**PROBLEM TO WORK ON:** Set down every entry again, exactly as it appears.

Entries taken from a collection

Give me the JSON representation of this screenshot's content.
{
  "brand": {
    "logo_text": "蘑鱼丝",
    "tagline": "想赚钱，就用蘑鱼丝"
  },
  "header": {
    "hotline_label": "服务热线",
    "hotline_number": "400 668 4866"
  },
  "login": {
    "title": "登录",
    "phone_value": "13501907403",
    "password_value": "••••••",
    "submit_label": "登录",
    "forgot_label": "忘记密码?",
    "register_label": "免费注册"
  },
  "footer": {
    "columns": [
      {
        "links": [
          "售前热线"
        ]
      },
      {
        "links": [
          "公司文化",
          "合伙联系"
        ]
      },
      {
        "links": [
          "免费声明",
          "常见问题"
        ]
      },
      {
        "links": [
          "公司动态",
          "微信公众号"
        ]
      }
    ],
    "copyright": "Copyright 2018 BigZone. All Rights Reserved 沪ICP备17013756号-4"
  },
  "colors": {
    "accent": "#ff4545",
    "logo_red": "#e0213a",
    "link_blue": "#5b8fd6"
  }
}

**FINAL ANSWER:**
Give me the JSON representation of this screenshot's content.
{
  "brand": {
    "logo_text": "蘑鱼丝",
    "tagline": "想赚钱，就用蘑鱼丝"
  },
  "header": {
    "hotline_label": "服务热线",
    "hotline_number": "400 668 4866"
  },
  "login": {
    "title": "登录",
    "phone_value": "13501907403",
    "password_value": "••••••",
    "submit_label": "登录",
    "forgot_label": "忘记密码?",
    "register_label": "免费注册"
  },
  "footer": {
    "columns": [
      {
        "links": [
          "售前热线"
        ]
      },
      {
        "links": [
          "公司文化",
          "合伙联系"
        ]
      },
      {
        "links": [
          "免费声明",
          "常见问题"
        ]
      },
      {
        "links": [
          "公司动态",
          "微信公众号"
        ]
      }
    ],
    "copyright": "Copyright 2018 BigZone. All Rights Reserved 沪ICP备17013756号-4"
  },
  "colors": {
    "accent": "#ff4545",
    "logo_red": "#e0213a",
    "link_blue": "#5b8fd6"
  }
}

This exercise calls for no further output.